The remedial teacher had given up on her after two months of trying. That was after my big failure. Since no one knew what the problem was she was labelled” lazy and playful”. Some of my colleagues asked me to “leave it” and “not to worry about it” or “be happy that I did my best”. With a class of 31 students 10 of who had some learning issue or the other, it was difficult to give individual attention to an extent where it resulted in improved grades. I did not know what her problem was and I was against labelling children with fancy words like LD, ADD, ADHD, Special Ed etc. It sickens me to think of my children as problematic. In reality it is a problem with us adults/teachers if we can’t identify the interests and needs of a child and teach accordingly.

So totally clueless of how to teach her, I decided to find out a little more about the girl. Not to dig into the history of zeroes in her exam sheets, but to find the real her that unfortunately got smothered by worksheets, tests and projects. I got to know that she was under the care of her step-mother and father. She had a half-brother, who she had to baby sit when her mother was away at work. Her parents were labourers, illiterate but nursing big dreams about their daughter. From our conversation I realized that Mahalakshmi missed her mother terribly. She was still searching for shadows of her dead mother in her step-mom. She loved her brother a lot. Though she loved coming to school to play with her friends, her parents would often go to their native place, forcing her to be absent from school frequently. She was often bullied by other children as she was academically weak. She was still searching for answers to many questions in her personal life. Silly for others may be, but really important as far as she was concerned. I never imagined that a tiny tot could have such a heavy heart and so much emotional baggage to deal with. And she was braving all this with a sweet smile.
I realized that day that for some kids, coming to school was just to stay away from problems at home. Standing in front of me was a girl so emotionally troubled, searching for love, a mother figure with whom she would feel reassured and safe. And what did I do? Tried to help her learn spellings and to count when it made no sense to her. Tried to push her to do as well as others.  In the process I failed to see her outstretched hands, calling for help, calling out for a little love and care. From that day I never pressurised her to do anything. During my classes, she would sit beside me, help me distribute books, erase the board and do similar chores she liked to do.

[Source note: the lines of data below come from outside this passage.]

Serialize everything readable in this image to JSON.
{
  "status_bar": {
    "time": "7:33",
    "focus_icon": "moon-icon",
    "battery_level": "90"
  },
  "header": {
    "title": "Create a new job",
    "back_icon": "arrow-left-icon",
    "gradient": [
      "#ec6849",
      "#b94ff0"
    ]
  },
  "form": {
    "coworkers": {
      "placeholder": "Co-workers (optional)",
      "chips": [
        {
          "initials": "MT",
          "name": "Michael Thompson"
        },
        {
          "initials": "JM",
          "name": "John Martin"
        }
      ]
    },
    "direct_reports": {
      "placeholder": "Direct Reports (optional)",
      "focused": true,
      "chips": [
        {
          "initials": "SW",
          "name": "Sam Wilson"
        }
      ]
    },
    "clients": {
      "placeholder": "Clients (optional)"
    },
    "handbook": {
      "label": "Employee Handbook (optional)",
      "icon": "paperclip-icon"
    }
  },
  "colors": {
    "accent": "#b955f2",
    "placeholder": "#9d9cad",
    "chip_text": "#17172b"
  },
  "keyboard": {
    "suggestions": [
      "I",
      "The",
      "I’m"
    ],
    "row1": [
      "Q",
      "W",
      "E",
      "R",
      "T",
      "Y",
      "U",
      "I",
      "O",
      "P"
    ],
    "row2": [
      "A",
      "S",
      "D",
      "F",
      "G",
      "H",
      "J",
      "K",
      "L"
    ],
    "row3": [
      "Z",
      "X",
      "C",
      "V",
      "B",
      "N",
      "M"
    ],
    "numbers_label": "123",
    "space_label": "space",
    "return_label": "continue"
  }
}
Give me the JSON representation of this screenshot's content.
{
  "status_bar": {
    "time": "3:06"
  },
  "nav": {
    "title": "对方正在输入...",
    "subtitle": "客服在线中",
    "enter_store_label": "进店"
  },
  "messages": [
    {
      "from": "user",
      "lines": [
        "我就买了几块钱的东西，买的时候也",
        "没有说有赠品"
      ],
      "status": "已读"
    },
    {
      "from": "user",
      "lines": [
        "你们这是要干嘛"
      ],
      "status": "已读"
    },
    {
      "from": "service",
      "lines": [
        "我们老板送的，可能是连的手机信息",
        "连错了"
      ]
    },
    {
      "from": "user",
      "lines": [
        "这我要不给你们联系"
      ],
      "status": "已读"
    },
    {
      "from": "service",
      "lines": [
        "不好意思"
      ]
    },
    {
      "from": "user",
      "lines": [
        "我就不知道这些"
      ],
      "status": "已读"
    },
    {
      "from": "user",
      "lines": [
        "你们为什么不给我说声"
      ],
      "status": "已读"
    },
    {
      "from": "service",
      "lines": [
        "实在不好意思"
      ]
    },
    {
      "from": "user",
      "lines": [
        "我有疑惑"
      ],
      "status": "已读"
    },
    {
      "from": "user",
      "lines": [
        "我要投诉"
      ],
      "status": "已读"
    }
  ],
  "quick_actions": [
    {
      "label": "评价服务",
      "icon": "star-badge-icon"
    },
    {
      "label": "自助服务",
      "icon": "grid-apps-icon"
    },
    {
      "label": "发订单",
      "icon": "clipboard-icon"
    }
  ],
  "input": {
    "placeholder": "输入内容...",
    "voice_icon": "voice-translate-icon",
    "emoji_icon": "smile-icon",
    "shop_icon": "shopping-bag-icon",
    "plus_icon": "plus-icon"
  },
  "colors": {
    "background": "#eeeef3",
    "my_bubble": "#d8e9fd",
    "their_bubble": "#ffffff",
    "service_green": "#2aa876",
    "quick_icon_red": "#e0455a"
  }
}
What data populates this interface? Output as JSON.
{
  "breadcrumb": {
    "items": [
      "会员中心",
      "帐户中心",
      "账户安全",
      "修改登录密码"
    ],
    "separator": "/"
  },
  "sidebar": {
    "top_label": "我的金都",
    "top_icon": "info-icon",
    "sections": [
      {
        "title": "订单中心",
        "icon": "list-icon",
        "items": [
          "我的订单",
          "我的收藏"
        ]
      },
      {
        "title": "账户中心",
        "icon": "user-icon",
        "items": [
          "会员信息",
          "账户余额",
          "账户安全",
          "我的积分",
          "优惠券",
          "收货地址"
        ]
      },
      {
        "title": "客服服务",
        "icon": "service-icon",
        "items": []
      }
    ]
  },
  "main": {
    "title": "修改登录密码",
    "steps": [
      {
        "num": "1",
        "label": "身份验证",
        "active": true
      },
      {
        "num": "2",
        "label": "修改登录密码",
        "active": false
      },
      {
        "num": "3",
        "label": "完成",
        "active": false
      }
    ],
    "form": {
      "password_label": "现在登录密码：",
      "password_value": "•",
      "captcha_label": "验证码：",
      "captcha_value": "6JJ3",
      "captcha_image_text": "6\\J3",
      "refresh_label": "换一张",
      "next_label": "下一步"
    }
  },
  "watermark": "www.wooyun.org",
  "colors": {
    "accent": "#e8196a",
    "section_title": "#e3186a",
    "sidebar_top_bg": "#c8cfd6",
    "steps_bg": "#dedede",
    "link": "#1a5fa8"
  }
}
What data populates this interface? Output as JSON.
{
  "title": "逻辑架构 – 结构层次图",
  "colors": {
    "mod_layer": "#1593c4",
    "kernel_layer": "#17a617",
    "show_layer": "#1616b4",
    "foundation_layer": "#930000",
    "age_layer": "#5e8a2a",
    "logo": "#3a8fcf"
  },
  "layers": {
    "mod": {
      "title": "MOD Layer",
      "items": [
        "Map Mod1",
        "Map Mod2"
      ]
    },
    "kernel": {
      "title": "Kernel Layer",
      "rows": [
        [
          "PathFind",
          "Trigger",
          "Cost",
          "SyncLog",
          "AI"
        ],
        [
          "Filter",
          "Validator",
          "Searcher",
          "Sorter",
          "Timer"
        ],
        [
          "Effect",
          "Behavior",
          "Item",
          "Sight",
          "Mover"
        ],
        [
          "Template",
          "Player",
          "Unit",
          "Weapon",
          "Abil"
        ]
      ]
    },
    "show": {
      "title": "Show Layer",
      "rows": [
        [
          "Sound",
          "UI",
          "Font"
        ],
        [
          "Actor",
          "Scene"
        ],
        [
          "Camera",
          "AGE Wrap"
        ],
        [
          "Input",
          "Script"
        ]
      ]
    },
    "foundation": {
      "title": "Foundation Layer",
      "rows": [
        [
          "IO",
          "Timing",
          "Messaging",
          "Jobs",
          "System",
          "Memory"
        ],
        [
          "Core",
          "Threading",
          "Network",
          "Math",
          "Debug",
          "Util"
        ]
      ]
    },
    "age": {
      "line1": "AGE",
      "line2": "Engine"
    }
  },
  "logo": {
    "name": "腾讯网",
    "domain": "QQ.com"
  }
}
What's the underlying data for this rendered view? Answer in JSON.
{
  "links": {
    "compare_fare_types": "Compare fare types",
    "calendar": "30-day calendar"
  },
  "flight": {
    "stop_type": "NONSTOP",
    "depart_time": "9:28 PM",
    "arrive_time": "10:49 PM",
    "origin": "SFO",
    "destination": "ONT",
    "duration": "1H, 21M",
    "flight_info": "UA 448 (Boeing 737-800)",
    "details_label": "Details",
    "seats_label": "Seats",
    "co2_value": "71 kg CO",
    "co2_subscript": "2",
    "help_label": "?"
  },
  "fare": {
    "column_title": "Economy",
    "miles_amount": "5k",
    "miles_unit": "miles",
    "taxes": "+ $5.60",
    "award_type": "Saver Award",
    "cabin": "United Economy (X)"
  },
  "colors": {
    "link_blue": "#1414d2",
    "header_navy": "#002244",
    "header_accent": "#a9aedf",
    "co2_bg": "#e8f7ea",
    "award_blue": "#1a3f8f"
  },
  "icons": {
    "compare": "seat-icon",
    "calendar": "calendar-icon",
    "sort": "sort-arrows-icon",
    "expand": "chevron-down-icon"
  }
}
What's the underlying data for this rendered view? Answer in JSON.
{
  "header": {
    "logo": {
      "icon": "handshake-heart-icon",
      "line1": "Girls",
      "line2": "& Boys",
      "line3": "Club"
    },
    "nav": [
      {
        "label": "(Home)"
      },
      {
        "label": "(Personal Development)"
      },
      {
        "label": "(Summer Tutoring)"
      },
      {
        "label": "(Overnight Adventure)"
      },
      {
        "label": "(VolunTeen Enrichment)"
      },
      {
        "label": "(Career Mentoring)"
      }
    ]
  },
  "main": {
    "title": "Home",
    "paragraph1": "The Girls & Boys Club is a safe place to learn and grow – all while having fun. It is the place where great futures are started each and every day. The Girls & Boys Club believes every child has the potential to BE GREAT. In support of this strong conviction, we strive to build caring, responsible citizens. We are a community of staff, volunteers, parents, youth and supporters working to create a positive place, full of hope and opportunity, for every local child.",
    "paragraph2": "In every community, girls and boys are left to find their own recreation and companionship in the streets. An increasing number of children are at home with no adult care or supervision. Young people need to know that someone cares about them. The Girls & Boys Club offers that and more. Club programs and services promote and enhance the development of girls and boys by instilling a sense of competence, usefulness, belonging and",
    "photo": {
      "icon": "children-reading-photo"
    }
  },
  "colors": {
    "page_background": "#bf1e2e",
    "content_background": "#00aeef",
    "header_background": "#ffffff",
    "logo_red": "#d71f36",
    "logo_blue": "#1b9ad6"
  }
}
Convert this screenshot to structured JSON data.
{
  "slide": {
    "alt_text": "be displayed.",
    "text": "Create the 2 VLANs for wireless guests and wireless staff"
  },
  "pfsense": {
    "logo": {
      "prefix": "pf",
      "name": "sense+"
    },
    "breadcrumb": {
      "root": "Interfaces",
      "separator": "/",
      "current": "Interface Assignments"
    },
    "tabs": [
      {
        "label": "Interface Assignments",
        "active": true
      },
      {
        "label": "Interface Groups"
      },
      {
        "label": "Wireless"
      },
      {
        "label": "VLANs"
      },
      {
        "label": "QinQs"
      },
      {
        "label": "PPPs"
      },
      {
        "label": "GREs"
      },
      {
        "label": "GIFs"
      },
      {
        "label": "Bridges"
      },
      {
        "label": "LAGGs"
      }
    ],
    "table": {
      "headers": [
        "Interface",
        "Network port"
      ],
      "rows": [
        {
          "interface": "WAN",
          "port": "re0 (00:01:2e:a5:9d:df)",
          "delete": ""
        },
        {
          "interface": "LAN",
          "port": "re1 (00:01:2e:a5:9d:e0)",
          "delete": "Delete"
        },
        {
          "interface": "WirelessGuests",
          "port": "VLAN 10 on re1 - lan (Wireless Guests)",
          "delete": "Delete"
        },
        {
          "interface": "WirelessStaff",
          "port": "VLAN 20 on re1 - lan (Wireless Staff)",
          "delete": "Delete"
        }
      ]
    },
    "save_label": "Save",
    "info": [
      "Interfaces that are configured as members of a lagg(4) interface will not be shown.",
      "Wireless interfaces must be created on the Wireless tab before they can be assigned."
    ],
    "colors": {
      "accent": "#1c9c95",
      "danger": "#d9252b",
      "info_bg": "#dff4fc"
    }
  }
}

Gradually, she started asking me for kindergarten level worksheets and would meticulously try and solve them. I would reward not her performance, but her effort with stars and smileys and stickers. I don't know if I did the right thing but she seemed to be a lot happier with this arrangement. As the year progressed, we shared a special bond. I encouraged and appreciated her when she won medals in sports. Isn’t that what I was supposed to do? Why test her Mathematics and English skills, when I already know she struggles in them?

We talked a lot during lunch breaks and she opened her heart to me. She cracked jokes, felt my dupatta, examined my earrings, gave me cards, sought permission to put jasmine flowers on my hair and sometimes kissed my cheek when no one was looking. She didn’t want the boys to tease her. I did not do anything to improve her academic status. I just let myself be her friend. We became so close that once she even demanded that I wear sari to school.

The academic year was coming to an end. There was no miracle. As I filled in Mahalakshmi’s report card with “D” grades in every column, two tender hands covered my eyes.

“I love you Vidya Akka. You are my Mummy. You HAVE TO be our class teacher next year. Otherwise I no talking you.”

The final bell rang and she left after the usual peck on my cheek, leaving me speechless. I stared with wet eyes at the tiny figure bobbing up and down as she merged with an ocean of students outside.